When sixteen-year-old Angel meets Call at the mall, he buys her meals and says he loves her, and he gives her some candy that makes her feel like she can fly. Pretty soon she's addicted to his candy, and she moves in with him. As a favor, he asks her to hook up with a couple of friends of his, and then a couple more. Now Angel is stuck working the streets at Hastings and Main, a notorious spot in Vancouver, Canada, where the girls turn tricks until they disappear without a trace, and the authorities don't care. But after her friend Serena disappears, and when Call brings home a girl who is even younger and more vulnerable than her to learn the trade, Angel knows that she and the new girl have got to find a way out.
"Blunt and honest. . .A stunning piece of work." --T.J. English "Deeply moving. . .What's Left of Us is a rush of blood to the head and heart, the kind only true art can deliver." --Andre Dubus "An amazing story not just of survival, but redemption." --Mary McGarry Morris Richie Farrell grew up in a working-class Irish neighborhood in Massachusetts. To overcome a birth defect, his father pushed him to become a star athlete, grooming him for Notre Dame. Sometimes, he would use a belt as a learning tool. Once, he used an electric carving knife. . . The headline read Crippled at Birth: Farrell Now Grid Star. A month later, I tore up my knee and fell in love with pain medication. By time he was thirty, Richie was a heroin addict, stealing from friends, shooting up during visits to his children, living in abandoned mill buildings, running from the shameful secrets of his family. Hopeless and in pain, he attempted suicide. When that failed, he was ordered to detox. He looked at me. "Be honest," he said, "or you'll be on the street in 15 minutes. Jail, death, or honesty. You choose." In this harrowing, astounding memoir, Richard Farrell chronicles a life of desperation, violence, lies--and the pure oblivion of heroin. A gritty, hauntingly written tale of a descent into hell and a slow, uncertain climb out of it, What's Left Of Us is a true story of redemption: of how low a man can get, and how hard he must fight to escape a shattered life. . . "[Farrell] carries you on this rollercoaster ride of ugliness and beauty. Don't miss it." --Phyllis Karas Richard Farrell is an author, filmmaker, teacher, journalist, and adjunct professor of English at the University of Massachusetts in Lowell. His documentary, High on Crack Street, was aired on HBO and received Columbia University's duPont Award.
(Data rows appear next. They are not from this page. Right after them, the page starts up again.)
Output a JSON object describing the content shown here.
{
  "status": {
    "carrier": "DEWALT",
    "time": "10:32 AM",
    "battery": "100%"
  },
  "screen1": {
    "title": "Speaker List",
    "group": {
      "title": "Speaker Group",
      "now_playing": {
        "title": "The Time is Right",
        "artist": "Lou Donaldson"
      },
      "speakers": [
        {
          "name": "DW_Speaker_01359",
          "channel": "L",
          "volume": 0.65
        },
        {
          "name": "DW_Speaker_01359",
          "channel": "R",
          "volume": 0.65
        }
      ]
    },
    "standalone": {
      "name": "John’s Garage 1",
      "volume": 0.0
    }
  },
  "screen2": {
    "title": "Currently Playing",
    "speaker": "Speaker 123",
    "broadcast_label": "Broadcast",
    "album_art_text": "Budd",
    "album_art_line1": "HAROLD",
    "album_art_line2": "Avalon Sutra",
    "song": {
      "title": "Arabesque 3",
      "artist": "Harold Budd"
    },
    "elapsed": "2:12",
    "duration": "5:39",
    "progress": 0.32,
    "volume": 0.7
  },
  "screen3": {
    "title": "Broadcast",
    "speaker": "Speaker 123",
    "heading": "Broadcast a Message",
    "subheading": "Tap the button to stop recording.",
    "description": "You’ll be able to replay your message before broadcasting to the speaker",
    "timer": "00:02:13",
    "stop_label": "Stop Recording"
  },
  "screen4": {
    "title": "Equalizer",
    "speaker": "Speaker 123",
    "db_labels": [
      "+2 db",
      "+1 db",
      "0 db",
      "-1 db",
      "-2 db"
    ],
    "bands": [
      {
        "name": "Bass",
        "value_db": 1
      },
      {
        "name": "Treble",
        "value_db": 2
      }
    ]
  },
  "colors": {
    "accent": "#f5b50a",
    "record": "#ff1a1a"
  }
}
He is the co-author of A Criminal and an Irishman: The Inside Story of the Mob-IRA Connection. He is the screenwriter for the upcoming film The Fighter, and makes his home in Milford, New Hampshire.